Baby food

Baby food carrot and apple pureeMaking your own baby food isn’t as hard as you might think, and you could save yourself around £30 a month. Here’s how!

Our basic cost table below compares prices for six of the most popular commercial baby food products to the cost raw ingredients – from basic store brands to high-end organic versions.

Whichever way you look at it, you’ll always save money. If you make all your baby’s meals yourself, you can save an average of over £31 a month.

Buy the best ingredients you can afford and remember that frozen vegetables are as nourishing as fresh.

Food Home-made baby food Cost per 100g




Commercial baby food Cost per 100g




Baby rice 1.2p – 20p 33p – 62.4p
Baby porridge 7.5p – 30p 37p – 50p
Fruit puree Apples 10p – 20p 36.3p – 99p
Bananas 7p – 18p
Pears 13.5p – 39p
Vegetable puree Carrots 9.4p – 10p 47p – 82.5p
Peas 9.4p – 88p
Potatoes 5p-15p
Chicken dinner 8.7p – 19.6p 44p – 60.8p
Pasta bolognaise 15p – 24p 37.5p – 50.8p

Timesaving tips

Making your own baby food needn’t take much extra time.

Often you can separate out the baby’s food when you make the family dinner; it’s very easy to make several portions at once to keep in the fridge or freezer.

Plastic ice-cube trays are ideal for freezing tiny portions. Once frozen, tip into freezer bags for storage. Defrost as many as you need.

How to make baby rice and porridge

Baby’s first solid food should be smooth and bland. Rice is ideal, as it’s gluten-free and unlikely to cause digestive problems.

Make your own baby rice with either ground rice or rice cooked for the family without adding salt to the water.

Cook the baby’s portion until it’s soft, and use the back of a spoon to push it through a sieve, or use a hand-held wand blender to puree it with breast or formula milk for a suitable texture. Brown rice contains more vitamins, but takes longer to cook.

Don’t add sugar or salt; babies don’t need sugar and their kidneys can’t deal with salt.

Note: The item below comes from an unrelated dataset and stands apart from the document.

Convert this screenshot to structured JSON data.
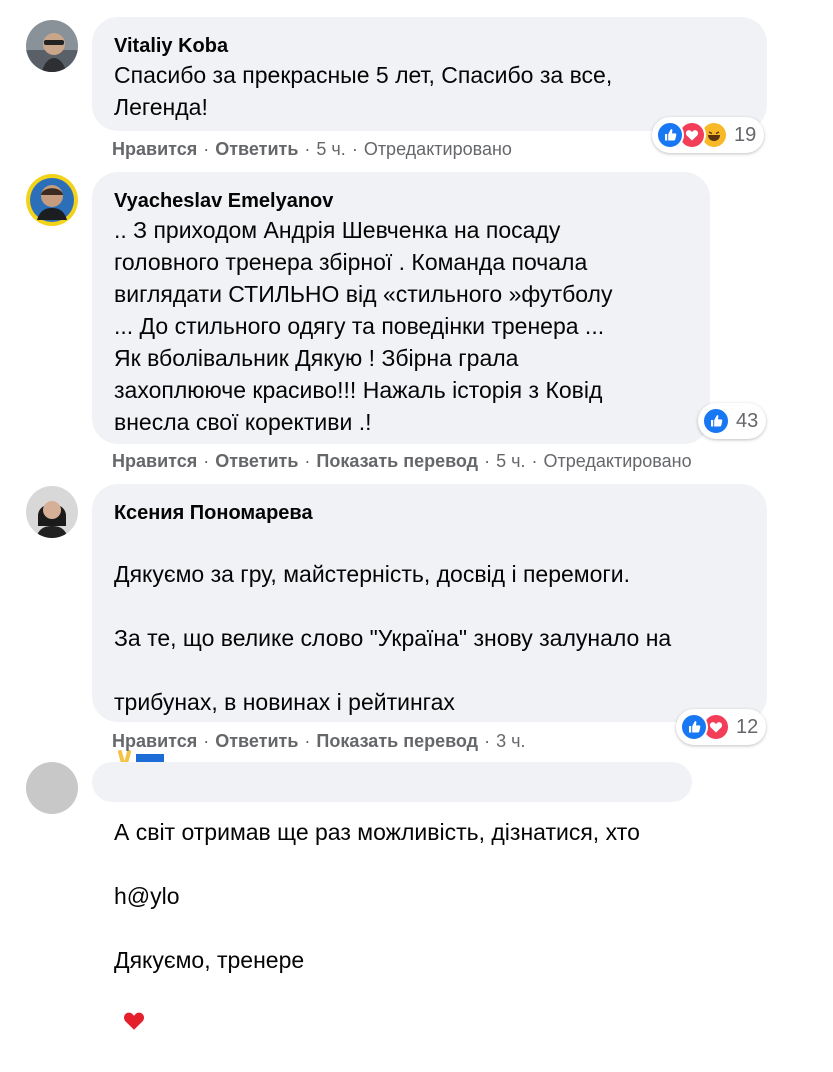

Cool and freeze leftovers immediately, and never keep portions that your baby has eaten from; bacteria grow fast on cooked rice.

Make your own baby porridge the same way as baby rice, either by grinding oats before cooking or sieving or blending oats cooked with milk or water.

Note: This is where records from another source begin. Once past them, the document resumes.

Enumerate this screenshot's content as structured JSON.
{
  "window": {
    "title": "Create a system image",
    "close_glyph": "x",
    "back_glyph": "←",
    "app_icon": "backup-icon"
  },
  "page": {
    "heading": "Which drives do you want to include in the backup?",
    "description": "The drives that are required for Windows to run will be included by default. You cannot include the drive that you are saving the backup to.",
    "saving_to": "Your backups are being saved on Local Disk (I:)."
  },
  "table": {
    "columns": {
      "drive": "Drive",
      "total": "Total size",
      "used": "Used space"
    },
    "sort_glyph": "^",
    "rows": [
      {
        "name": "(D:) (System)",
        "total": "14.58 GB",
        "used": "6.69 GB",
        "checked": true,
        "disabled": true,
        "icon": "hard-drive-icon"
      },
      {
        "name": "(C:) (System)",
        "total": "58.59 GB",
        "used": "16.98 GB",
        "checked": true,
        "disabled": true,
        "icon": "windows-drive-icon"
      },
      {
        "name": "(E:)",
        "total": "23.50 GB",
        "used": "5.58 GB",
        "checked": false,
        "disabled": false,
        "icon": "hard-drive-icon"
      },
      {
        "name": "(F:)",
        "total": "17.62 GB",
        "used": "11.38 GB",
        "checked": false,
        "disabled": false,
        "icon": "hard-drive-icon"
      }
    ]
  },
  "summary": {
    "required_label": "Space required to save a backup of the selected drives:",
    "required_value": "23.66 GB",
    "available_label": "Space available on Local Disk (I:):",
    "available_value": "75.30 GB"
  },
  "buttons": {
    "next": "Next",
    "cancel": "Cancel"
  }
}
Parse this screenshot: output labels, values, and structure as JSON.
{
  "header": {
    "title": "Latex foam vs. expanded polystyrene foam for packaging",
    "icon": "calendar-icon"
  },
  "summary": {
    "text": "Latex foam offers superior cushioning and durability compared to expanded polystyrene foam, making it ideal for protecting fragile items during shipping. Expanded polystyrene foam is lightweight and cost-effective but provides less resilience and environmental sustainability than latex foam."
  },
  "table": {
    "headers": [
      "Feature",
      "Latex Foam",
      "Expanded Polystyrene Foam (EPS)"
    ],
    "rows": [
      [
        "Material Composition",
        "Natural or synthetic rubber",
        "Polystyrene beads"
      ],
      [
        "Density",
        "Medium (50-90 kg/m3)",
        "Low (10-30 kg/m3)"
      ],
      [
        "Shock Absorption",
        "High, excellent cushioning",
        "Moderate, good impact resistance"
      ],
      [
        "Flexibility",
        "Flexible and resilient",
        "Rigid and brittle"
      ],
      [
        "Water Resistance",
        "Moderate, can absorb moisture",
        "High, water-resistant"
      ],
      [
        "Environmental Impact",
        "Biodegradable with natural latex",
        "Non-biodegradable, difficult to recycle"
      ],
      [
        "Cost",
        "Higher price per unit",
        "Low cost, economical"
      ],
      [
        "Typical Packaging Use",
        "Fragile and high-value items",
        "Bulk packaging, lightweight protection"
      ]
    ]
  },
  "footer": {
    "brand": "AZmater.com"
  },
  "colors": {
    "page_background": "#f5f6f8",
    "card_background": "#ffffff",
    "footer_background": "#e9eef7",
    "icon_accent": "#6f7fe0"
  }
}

How to make baby meals

Once baby takes rice comfortably from the spoon, add other flavours. Give any new food to your baby on its own three or four times and watch for a reaction before mixing it with familiar food.

Sieve or blend steamed or microwaved vegetables or fruit; mash softer food like banana or ripe melon with a fork. Use baby rice to thicken food that’s too liquid. You can add well-cooked and blended lean meat or fish to baby’s vegetables.

Making baby meals interesting

Baby food doesn’t have to be bland. For example, you can use seasonings such as herbs, spices or garlic, or vary fruit flavours with different fruit juices. Never use honey, which can carry botulism.